The .30-06, 7mm Remington Magnum and .300 Winchester Magnum are so powerful that any difference in range and terminal power that may relate to bullet BC is hardly important at all. I believe the hunter using any of these on Class 3 game (or, perhaps, Class 4 predators) should make load selection based on the bullet design that is most suited to the specific quarry, with only secondary attention to whether the bullet used has a low or high BC.
In cases where high BC bullets do not give a definite, needed boost to downrange performance, shooting expense generally favors using loads with common, lower BC bullets. Here are two examples.
Dedicated varmint hunters are high volume shooters who often reload. The 55 grain Sierra SMP and Nosler E-Tip bullets cited as low and high BC .224 bullets have MSRPs of $22.53 per 100 for the Sierra bullet, $26.45 per 50 for the E-Tip. This difference in bullet cost clearly favors using the Sierra bullet, unless one really needs the 10 to 15 yards of added MPBR that the Nosler bullet provides.
A .308 Winchester has been my main deer rifle for many years. I never take shots over 200 yards and most of the deer I have taken have been at under 100 yards. Common factory ammunition, using 150 grain jacketed soft point bullets (BCs about .31 for most common JSP spitzer, flat-base bullets) generally costs $20 to $25 per box of 20. By comparison, premium loads using high BC 150 grain bullets (e.g., Nosler E-Tip, Federal Trophy Copper, both BC = .469) cost about twice as much. Since I take my shots well within the MPBR range of the standard loads, with very dependable results, I have no incentive to use the much more expensive premium ammo in my deer rifle.
Makers and marketers of bullets and ammunition would like you to buy expensive premium ammo with high-BC bullets, or those same deluxe bullets for reloading. Whether you actually need such products for your hunting situation is worth considering.
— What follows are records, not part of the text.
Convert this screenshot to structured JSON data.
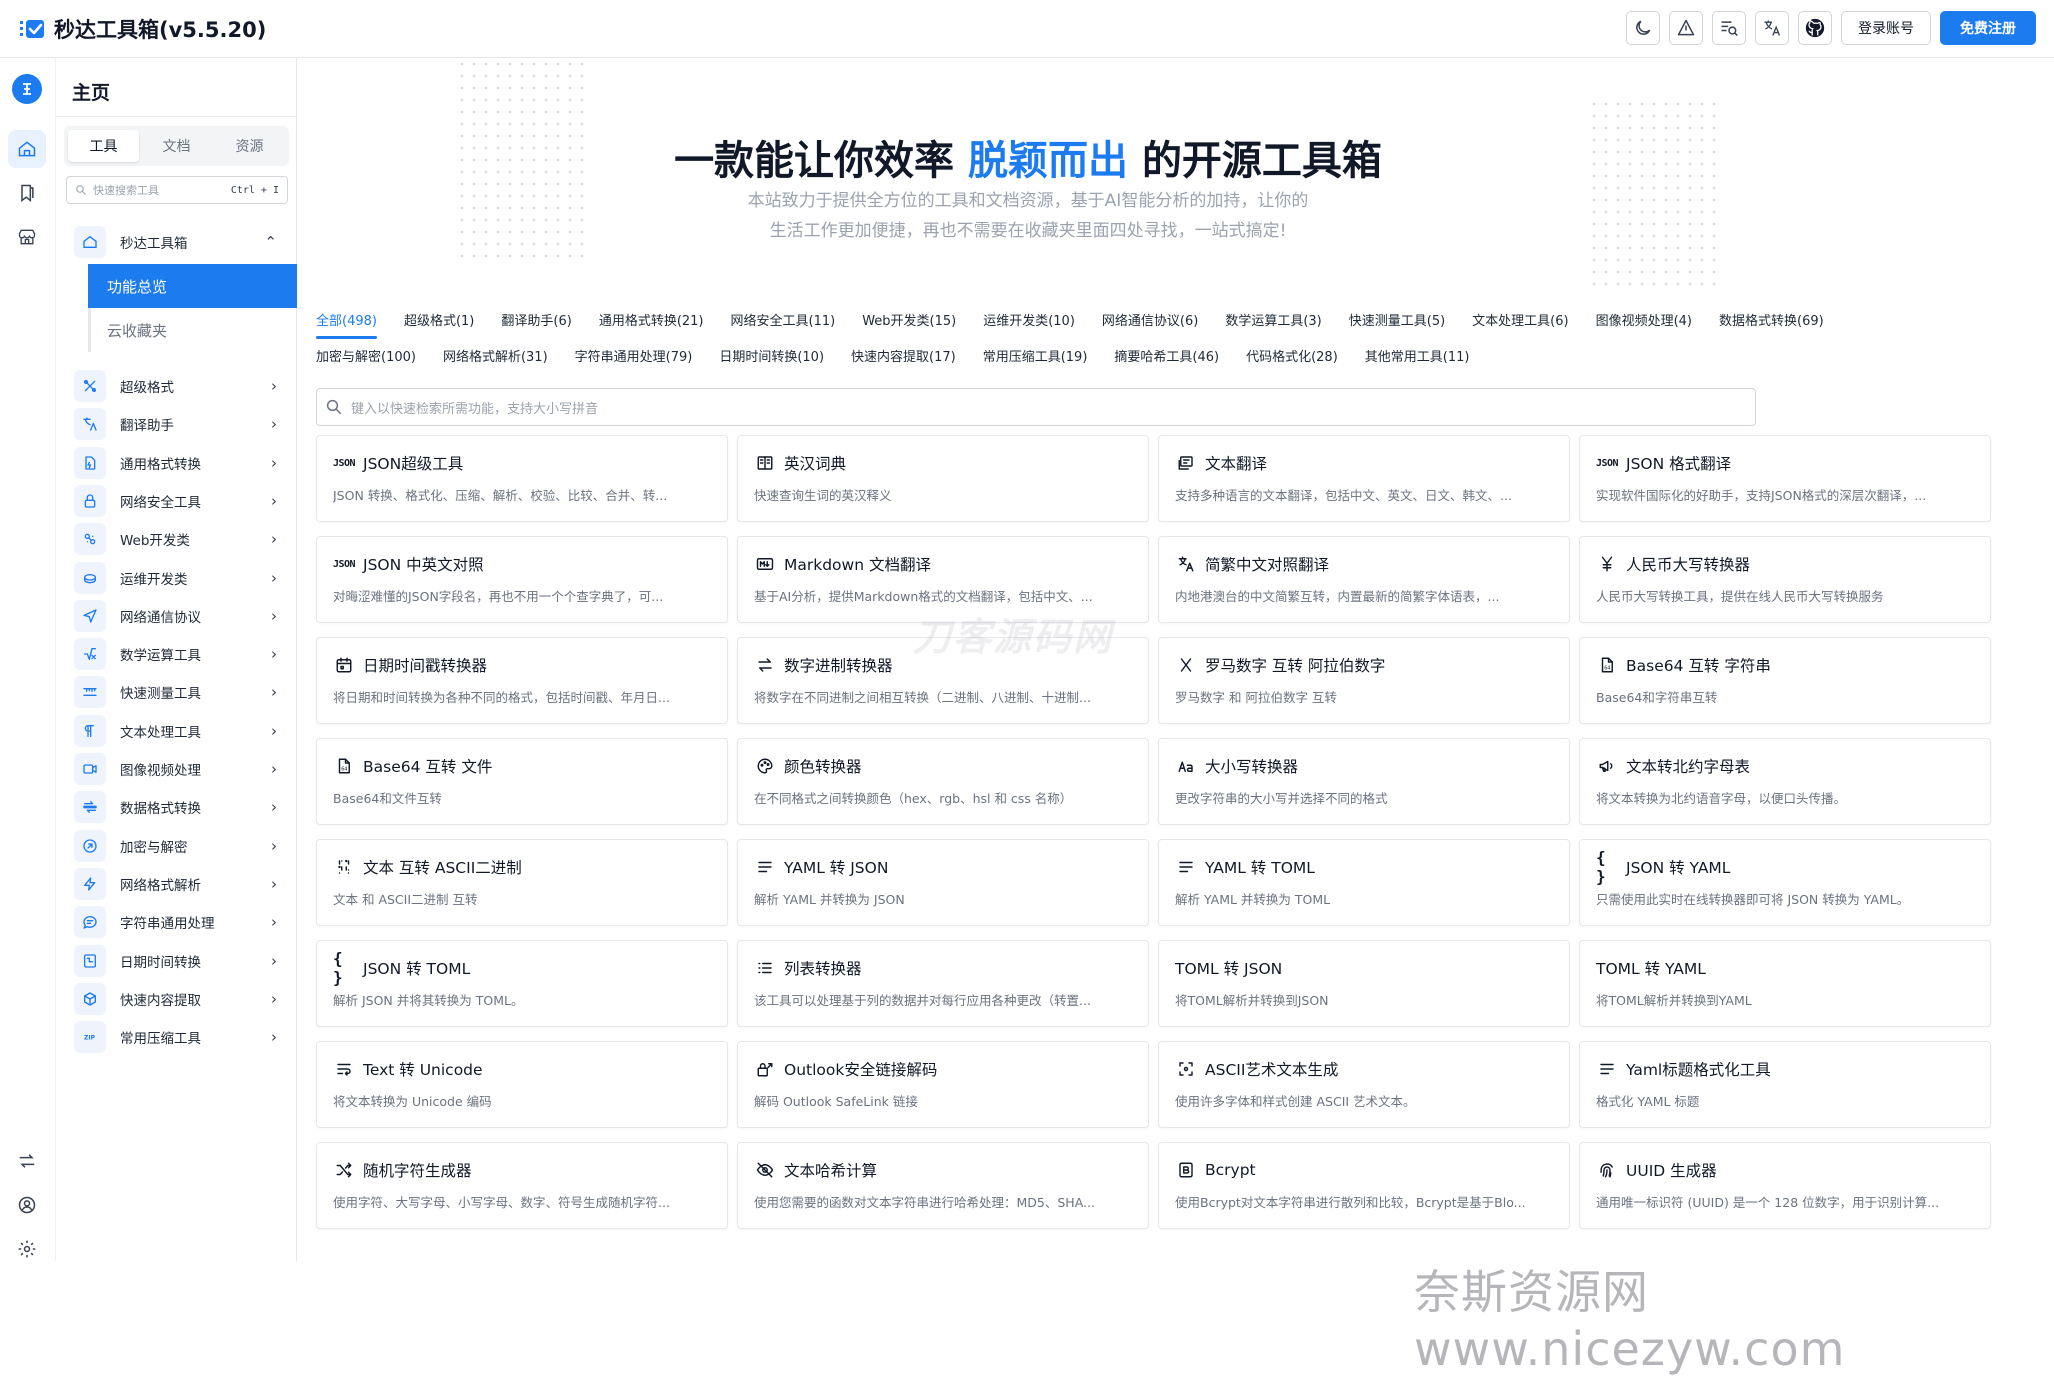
{
  "header": {
    "app_title": "秒达工具箱(v5.5.20)",
    "login_label": "登录账号",
    "register_label": "免费注册",
    "accent": "#1d7bf0",
    "icons": [
      "moon-icon",
      "theme-icon",
      "search-doc-icon",
      "translate-icon",
      "github-icon"
    ]
  },
  "menu": {
    "title": "主页",
    "tabs": [
      "工具",
      "文档",
      "资源"
    ],
    "search": {
      "placeholder": "快速搜索工具",
      "shortcut": "Ctrl + I"
    },
    "group": {
      "label": "秒达工具箱",
      "items": [
        "功能总览",
        "云收藏夹"
      ]
    },
    "items": [
      "超级格式",
      "翻译助手",
      "通用格式转换",
      "网络安全工具",
      "Web开发类",
      "运维开发类",
      "网络通信协议",
      "数学运算工具",
      "快速测量工具",
      "文本处理工具",
      "图像视频处理",
      "数据格式转换",
      "加密与解密",
      "网络格式解析",
      "字符串通用处理",
      "日期时间转换",
      "快速内容提取",
      "常用压缩工具"
    ]
  },
  "hero": {
    "title_pre": "一款能让你效率",
    "title_hl": "脱颖而出",
    "title_post": "的开源工具箱",
    "subtitle_1": "本站致力于提供全方位的工具和文档资源，基于AI智能分析的加持，让你的",
    "subtitle_2": "生活工作更加便捷，再也不需要在收藏夹里面四处寻找，一站式搞定!"
  },
  "categories_row1": [
    "全部(498)",
    "超级格式(1)",
    "翻译助手(6)",
    "通用格式转换(21)",
    "网络安全工具(11)",
    "Web开发类(15)",
    "运维开发类(10)",
    "网络通信协议(6)",
    "数学运算工具(3)",
    "快速测量工具(5)",
    "文本处理工具(6)",
    "图像视频处理(4)",
    "数据格式转换(69)"
  ],
  "categories_row2": [
    "加密与解密(100)",
    "网络格式解析(31)",
    "字符串通用处理(79)",
    "日期时间转换(10)",
    "快速内容提取(17)",
    "常用压缩工具(19)",
    "摘要哈希工具(46)",
    "代码格式化(28)",
    "其他常用工具(11)"
  ],
  "search": {
    "placeholder": "键入以快速检索所需功能，支持大小写拼音"
  },
  "cards": [
    {
      "icon": "json-icon",
      "title": "JSON超级工具",
      "desc": "JSON 转换、格式化、压缩、解析、校验、比较、合并、转..."
    },
    {
      "icon": "dictionary-icon",
      "title": "英汉词典",
      "desc": "快速查询生词的英汉释义"
    },
    {
      "icon": "text-translate-icon",
      "title": "文本翻译",
      "desc": "支持多种语言的文本翻译，包括中文、英文、日文、韩文、..."
    },
    {
      "icon": "json-icon",
      "title": "JSON 格式翻译",
      "desc": "实现软件国际化的好助手，支持JSON格式的深层次翻译，..."
    },
    {
      "icon": "json-icon",
      "title": "JSON 中英文对照",
      "desc": "对晦涩难懂的JSON字段名，再也不用一个个查字典了，可..."
    },
    {
      "icon": "markdown-icon",
      "title": "Markdown 文档翻译",
      "desc": "基于AI分析，提供Markdown格式的文档翻译，包括中文、..."
    },
    {
      "icon": "translate-icon",
      "title": "简繁中文对照翻译",
      "desc": "内地港澳台的中文简繁互转，内置最新的简繁字体语表，..."
    },
    {
      "icon": "yen-icon",
      "title": "人民币大写转换器",
      "desc": "人民币大写转换工具，提供在线人民币大写转换服务"
    },
    {
      "icon": "calendar-icon",
      "title": "日期时间戳转换器",
      "desc": "将日期和时间转换为各种不同的格式，包括时间戳、年月日..."
    },
    {
      "icon": "swap-icon",
      "title": "数字进制转换器",
      "desc": "将数字在不同进制之间相互转换（二进制、八进制、十进制..."
    },
    {
      "icon": "roman-x-icon",
      "title": "罗马数字 互转 阿拉伯数字",
      "desc": "罗马数字 和 阿拉伯数字 互转"
    },
    {
      "icon": "base64-file-icon",
      "title": "Base64 互转 字符串",
      "desc": "Base64和字符串互转"
    },
    {
      "icon": "base64-file-icon",
      "title": "Base64 互转 文件",
      "desc": "Base64和文件互转"
    },
    {
      "icon": "palette-icon",
      "title": "颜色转换器",
      "desc": "在不同格式之间转换颜色（hex、rgb、hsl 和 css 名称）"
    },
    {
      "icon": "letter-case-icon",
      "title": "大小写转换器",
      "desc": "更改字符串的大小写并选择不同的格式"
    },
    {
      "icon": "megaphone-icon",
      "title": "文本转北约字母表",
      "desc": "将文本转换为北约语音字母，以便口头传播。"
    },
    {
      "icon": "binary-icon",
      "title": "文本 互转 ASCII二进制",
      "desc": "文本 和 ASCII二进制 互转"
    },
    {
      "icon": "lines-icon",
      "title": "YAML 转 JSON",
      "desc": "解析 YAML 并转换为 JSON"
    },
    {
      "icon": "lines-icon",
      "title": "YAML 转 TOML",
      "desc": "解析 YAML 并转换为 TOML"
    },
    {
      "icon": "braces-icon",
      "title": "JSON 转 YAML",
      "desc": "只需使用此实时在线转换器即可将 JSON 转换为 YAML。"
    },
    {
      "icon": "braces-icon",
      "title": "JSON 转 TOML",
      "desc": "解析 JSON 并将其转换为 TOML。"
    },
    {
      "icon": "list-icon",
      "title": "列表转换器",
      "desc": "该工具可以处理基于列的数据并对每行应用各种更改（转置..."
    },
    {
      "icon": "",
      "title": "TOML 转 JSON",
      "desc": "将TOML解析并转换到JSON"
    },
    {
      "icon": "",
      "title": "TOML 转 YAML",
      "desc": "将TOML解析并转换到YAML"
    },
    {
      "icon": "text-wrap-icon",
      "title": "Text 转 Unicode",
      "desc": "将文本转换为 Unicode 编码"
    },
    {
      "icon": "safelink-icon",
      "title": "Outlook安全链接解码",
      "desc": "解码 Outlook SafeLink 链接"
    },
    {
      "icon": "focus-icon",
      "title": "ASCII艺术文本生成",
      "desc": "使用许多字体和样式创建 ASCII 艺术文本。"
    },
    {
      "icon": "lines-icon",
      "title": "Yaml标题格式化工具",
      "desc": "格式化 YAML 标题"
    },
    {
      "icon": "shuffle-icon",
      "title": "随机字符生成器",
      "desc": "使用字符、大写字母、小写字母、数字、符号生成随机字符..."
    },
    {
      "icon": "eye-off-icon",
      "title": "文本哈希计算",
      "desc": "使用您需要的函数对文本字符串进行哈希处理：MD5、SHA..."
    },
    {
      "icon": "bcrypt-icon",
      "title": "Bcrypt",
      "desc": "使用Bcrypt对文本字符串进行散列和比较，Bcrypt是基于Blo..."
    },
    {
      "icon": "fingerprint-icon",
      "title": "UUID 生成器",
      "desc": "通用唯一标识符 (UUID) 是一个 128 位数字，用于识别计算..."
    }
  ],
  "watermarks": {
    "center": "刀客源码网",
    "corner": "奈斯资源网www.nicezyw.com"
  }
}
Copyright 2018 by Gary Zinn and/or chuckhawks.com. All rights reserved.